Oh, if perennial Razzie-winner Adam Sandler must keep making movies, I suppose they are less terrible when he includes his sweetest co-star, Drew Barrymore. She always brings out the best in him (“The Wedding Singer,” “50 First Dates”). The imperishable sunniness of Drew can somehow persuade us that Sandler is not as unlikeable as he seems. Sandler just might escape the Razzie award for cinematic atrocity this year. That might not be progress, but at least it’s a respite.
Thankfully, Sandler does not do that awful baby-voice or force Rob Schneider into another disgusting cameo in “Blended,” and no one has sex with an old lady. So, as Adam Sandler movies go, this is not as terrible as some of them. Yay! Of course that does not mean that Sandler foregoes his trademarks: a lot of gross-out humor involving bodily parts and functions, adults behaving like children and children precociously preoccupied with sex, and a lazy, almost haphazard approach to the story. Plus: Sandler regulars Kevin Nealon and Alexis Arquette, the genuinely funny Terry Crews and Wendy McLendon-Covey (“Bridesmaids”), a bunch of less funny people in the credits with the last name “Sandler,” a walloping product placement placement from a tourism bureau, this time South Africa, and a gooey, sentimental, retro vibe to remind us that boys are boys and girls are girls and it is great to be part of a family. While there was laughter in the theater, it is telling that following a fire alarm and brief evacuation, about a third of the audience decided not to come back. Consider yourself warned.
Sandler plays Jimmy, manager of a sporting goods store and single father of three girls he calls by boy names, one named for his favorite television network: Espn. He dresses them in khakis and polo shirts.

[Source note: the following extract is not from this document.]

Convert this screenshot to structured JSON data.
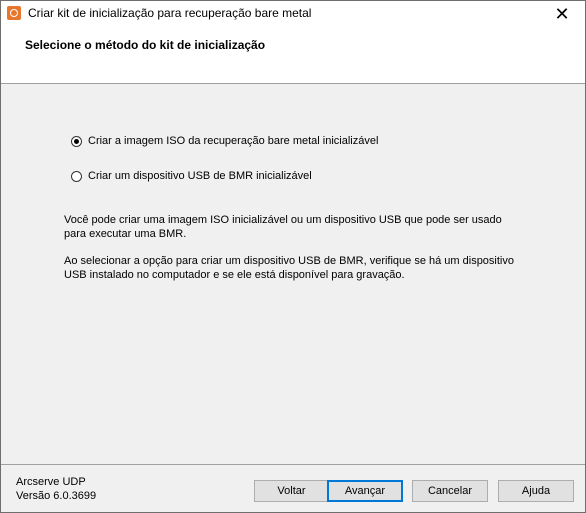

Drew plays Lauren, a single mother of two sons, one who throws tantrums when he strikes out in Little League, one exploding with adolescent hormones.
We meet Jimmy and Lauren on their disastrous blind date, for each of them the first date since before they were married. They are awkward with each other and agonizingly uncomfortable. He brings her to Hooters. She has not one but two spit-takes. He looks at the TV while she’s talking. “There’s a very tight game going on up there.” And he insults her closet organizing business. “Did you start by organizing glove compartments?” They agree on just one thing — they never want to see each other again.
But then they end up on the same trip to Africa. Lauren and Jimmy discover they are on the “blended family-moon,” a special week for second-marriage couples and their children. Their loathing turns to respect and affection as they go on adventures and bond with each other’s children. If you guessed that this bonding would include a makeover for Jimmy’s 15-year-old girl (hair extensions, lipstick, miniskirt) to help her achieve her goal (attention from a boy) and batting practice and boxing lessons for Lauren’s sons, then you are familiar with the “Brady Bunch”/Bazooka Joe level of plot and character development that Sandler inflicts on his fans. The retro humor crosses the line from lazy to skeezy, with locker-room-style gender and sexual orientation jokes that were outdated twenty years ago.
Intended to be a laugh riot: a child repeatedly having his head slammed into walls and doors when his mother tries to carry him, a young teenager who puts his babysitter’s face on a nude fold-out that he keeps under his bed, a “meet cute” involving the two leads’ mutual inability to cope in the drugstore as Jimmy is trying to buy tampons for his daughter and Lauren is trying to buy porn for her son. There is attempted comedy about the appropriate tampon circumference for a 15-year-old and the appropriate masturbation material for a middle schooler.
Closer to the mark: the always-great Terry Crews as a pec-popping tummeler with a traveling group of township jive-singers, ubiquitous white minivans, and a couple of the jokes. A couple as in two.
Most of the jokes are disappointingly lazy, as usual in Sandler films. These are joke-ish, not actual jokes. In one scene, Jimmy’s youngest daughter (a darling Emma Fuhrmann) looks in a mirror and realizes that what she thought was cute kitty cat make-up face paint applied by her father was a mess. She screams that she looks like the “Walking Dead.” This is supposed to be funny because she is surprised that it looks different from what she envisioned and because a little kid knows about “The Walking Dead.”
But it’s a sloppy, easy, cheap joke, and it’s a sloppy, easy, cheap movie. Sandler should keep working with Drew Barrymore, and next time he should also film a script that has had more than one draft.
Parents should know that this movie includes very strong and crude language for a PG-13 and a lot of sexual humor including extended references to teen masturbation and discussion of adultery and divorce and jokes about Kegel exercises, bondage, a 15-year-old’s private parts, cameltoe, animals having sex, and giving someone a rufie. There is comic peril and violence and a sad off-screen death of a parent and a joke about developmental disabilities.
Family discussion: What did Lauren and Jimmy learn from watching each other as parents? Which of the activities in Africa would you like to try?
If you like this, try: “The Wedding Singer”